SEATTLE -- The YWCA of Seattle, King County, and Snohomish County has a long history of providing affordable housing but knew it had to do more. The group owned about 400 units and wanted to grow to about 1,000 as it looked at expanding its efforts a few years ago.
"Affordable housing is in short supply," said Sue Sherbrooke, CEO of the YWCA in Seattle. "If we were going to make a dent in the problem of family homelessness, we were going to need to work with homeless families and provide a place for them to go once they stabilize their lives."
Good intentions only go so far however. What's needed is financing.

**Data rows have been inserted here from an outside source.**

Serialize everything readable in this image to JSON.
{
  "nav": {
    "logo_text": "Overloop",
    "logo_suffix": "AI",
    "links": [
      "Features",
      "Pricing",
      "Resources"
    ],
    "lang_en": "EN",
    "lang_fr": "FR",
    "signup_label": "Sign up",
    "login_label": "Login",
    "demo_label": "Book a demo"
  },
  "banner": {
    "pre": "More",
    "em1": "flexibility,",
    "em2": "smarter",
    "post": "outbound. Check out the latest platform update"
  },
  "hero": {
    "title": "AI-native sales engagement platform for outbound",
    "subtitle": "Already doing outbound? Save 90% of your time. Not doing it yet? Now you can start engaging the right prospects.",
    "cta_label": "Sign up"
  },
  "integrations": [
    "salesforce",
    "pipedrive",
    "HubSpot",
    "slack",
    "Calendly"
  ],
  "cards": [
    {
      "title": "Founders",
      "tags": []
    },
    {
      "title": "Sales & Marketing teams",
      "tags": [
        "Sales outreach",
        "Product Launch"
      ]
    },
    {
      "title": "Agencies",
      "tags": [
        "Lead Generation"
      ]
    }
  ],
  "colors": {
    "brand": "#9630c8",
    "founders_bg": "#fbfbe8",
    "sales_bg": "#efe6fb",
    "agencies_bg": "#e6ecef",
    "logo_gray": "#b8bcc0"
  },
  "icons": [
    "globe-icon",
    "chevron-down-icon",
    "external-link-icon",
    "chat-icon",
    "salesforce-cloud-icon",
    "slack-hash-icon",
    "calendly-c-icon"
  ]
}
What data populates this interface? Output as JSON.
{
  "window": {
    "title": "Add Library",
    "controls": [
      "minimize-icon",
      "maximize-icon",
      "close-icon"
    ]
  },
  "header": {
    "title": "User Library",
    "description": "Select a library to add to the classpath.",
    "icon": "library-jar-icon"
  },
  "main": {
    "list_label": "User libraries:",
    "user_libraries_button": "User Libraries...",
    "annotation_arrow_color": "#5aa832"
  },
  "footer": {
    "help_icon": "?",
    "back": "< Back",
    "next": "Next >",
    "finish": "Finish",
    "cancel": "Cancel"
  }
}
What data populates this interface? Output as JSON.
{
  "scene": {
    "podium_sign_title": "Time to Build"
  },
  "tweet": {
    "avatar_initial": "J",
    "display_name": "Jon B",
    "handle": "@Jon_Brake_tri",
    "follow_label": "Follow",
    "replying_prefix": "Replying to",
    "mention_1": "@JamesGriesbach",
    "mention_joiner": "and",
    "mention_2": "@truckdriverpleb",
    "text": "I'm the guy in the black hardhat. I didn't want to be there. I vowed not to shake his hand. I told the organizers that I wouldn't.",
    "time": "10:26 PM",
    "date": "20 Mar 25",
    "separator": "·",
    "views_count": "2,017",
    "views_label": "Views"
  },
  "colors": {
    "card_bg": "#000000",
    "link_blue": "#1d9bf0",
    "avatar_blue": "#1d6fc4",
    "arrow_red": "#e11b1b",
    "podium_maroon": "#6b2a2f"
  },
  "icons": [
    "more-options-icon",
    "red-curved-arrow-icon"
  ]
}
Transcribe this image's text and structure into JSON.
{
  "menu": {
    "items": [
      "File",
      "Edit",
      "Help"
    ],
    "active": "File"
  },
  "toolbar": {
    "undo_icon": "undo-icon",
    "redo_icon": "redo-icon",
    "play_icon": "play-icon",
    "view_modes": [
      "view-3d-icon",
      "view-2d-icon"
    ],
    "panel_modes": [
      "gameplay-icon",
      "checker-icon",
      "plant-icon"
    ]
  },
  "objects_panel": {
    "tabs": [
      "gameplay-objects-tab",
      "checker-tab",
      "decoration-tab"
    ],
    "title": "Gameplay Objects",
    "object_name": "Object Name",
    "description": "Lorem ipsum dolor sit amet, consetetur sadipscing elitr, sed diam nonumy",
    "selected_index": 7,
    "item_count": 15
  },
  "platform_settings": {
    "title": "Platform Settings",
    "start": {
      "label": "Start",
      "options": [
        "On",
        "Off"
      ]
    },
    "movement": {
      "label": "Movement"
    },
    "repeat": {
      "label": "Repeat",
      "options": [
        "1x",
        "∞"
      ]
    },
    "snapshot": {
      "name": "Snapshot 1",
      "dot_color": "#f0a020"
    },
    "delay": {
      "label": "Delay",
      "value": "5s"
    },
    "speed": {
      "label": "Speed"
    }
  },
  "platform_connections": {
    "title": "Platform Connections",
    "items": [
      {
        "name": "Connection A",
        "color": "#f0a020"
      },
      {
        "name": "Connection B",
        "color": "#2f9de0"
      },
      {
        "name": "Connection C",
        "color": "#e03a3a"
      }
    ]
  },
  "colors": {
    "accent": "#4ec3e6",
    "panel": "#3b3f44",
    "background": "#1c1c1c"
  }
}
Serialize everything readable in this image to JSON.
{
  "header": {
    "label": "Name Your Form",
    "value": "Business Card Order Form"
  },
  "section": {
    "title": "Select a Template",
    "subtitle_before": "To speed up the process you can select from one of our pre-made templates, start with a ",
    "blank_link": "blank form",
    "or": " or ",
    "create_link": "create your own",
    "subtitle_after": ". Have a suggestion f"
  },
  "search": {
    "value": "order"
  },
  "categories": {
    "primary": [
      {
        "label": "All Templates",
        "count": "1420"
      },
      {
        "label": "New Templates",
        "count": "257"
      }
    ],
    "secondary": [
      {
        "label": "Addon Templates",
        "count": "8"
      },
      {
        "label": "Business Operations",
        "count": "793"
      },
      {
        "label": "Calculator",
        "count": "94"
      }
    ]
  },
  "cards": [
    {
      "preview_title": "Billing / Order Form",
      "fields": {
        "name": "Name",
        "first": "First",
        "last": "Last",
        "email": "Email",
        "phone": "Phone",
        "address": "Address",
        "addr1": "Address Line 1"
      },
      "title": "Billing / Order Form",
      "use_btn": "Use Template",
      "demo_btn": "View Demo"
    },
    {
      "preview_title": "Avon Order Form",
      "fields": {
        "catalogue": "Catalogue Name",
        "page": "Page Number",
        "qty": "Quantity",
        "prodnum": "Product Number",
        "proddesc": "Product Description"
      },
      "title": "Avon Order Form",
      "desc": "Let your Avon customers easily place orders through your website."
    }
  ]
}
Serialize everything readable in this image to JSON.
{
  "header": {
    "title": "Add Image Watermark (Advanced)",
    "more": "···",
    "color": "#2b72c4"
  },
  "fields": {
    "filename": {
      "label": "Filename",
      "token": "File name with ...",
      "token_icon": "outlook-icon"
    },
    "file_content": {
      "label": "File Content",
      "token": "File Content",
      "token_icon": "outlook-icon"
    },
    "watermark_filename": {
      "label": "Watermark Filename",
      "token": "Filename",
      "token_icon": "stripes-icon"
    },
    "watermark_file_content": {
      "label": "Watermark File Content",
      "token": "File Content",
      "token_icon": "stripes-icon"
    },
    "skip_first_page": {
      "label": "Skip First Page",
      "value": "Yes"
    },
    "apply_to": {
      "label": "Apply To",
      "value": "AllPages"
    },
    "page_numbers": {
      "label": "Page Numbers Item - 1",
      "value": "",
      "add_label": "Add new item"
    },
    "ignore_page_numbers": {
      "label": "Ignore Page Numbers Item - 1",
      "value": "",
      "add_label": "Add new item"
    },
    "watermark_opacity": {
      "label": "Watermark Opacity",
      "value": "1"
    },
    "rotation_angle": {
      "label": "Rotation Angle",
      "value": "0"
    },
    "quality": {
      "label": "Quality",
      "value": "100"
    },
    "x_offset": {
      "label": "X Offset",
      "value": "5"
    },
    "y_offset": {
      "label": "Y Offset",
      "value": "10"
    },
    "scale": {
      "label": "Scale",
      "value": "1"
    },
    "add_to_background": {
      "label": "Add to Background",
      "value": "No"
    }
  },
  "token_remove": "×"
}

Nonprofits using traditional sources of funding often cannot respond fast enough to tie down and preserve properties that are affordable or acquire land for new construction.
Sellers aren't going to sit around for two years to wait for a group to get its financing together, Sherbrooke said. And, meanwhile, real estate prices continue to rise.
The YWCA needed a financing strategy that would allow it to put together cash quickly, acquire buildings with fairly short-term money, and then over time "bring in public funding sources."
The organization and Seattle- Northwest Securities Corp. (SNW), an investment banking firm, came up with a creative solution that other communities may replicate.
Cynthia Parker, senior vice president at SNW, used a two-series financing mechanism, featuring both junior and senior bonds. This financing allowed the YWCA to purchase three buildings and add more than 200 units to its portfolio. It is the largest affordable housing purchase in Snohomish County. Other buyers were considering acquiring the properties for market-rate housing. The acquired properties are Victorian Woods, Somerset Village, and Wear to Live.
The $28 million bond deal closed last year and was recently recognized as The Bond Buyer deal of the year for the far west region.
A partnership was created with the YWCA and four Puget Sound housing authorities-Everett, King County, Seattle, and Snohomish County. This joint powers agreement was established in an effort to help making issuing bonds and buying affordable housing properties easier across the entire region, according to Parker.
On the senior series, the Everett Housing Authority issued the bonds. The $13.5 million bonds are repaid on a fixedrate basis and are backed by a pledge from Snohomish County's new contingent loan program, which can be used by other affordable housing developers.
The junior debt was designed to be more patient capital, according to Parker. This $15 million bond is set up as a residual receipt note over 12 years, so it is paid back only to the extent there is available cash flow. The King County Housing Authority was the issuer.
The junior bond is important because it gives the YWCA time to bring in low-income housing tax credit equity or other funds into the deal.
The two-series structure also provides the YWCA the certainty of a 30- year fixed rate on the senior permanent debt and flexible terms on the junior debt, said Parker.
"The benefit to us is it's getting us to scale more quickly than we could have," Sherbrooke said. "And, from a mission standpoint, we're housing families that need it."
Legal costs associated with the transaction were partially subsidized through Appleseed, a national nonprofit association of attorneys. Local law firms Foster Pepper, PLLC; Davis Wright Tremaine, LLP; and Kantor Taylor McCarthy, P.C., provided their services.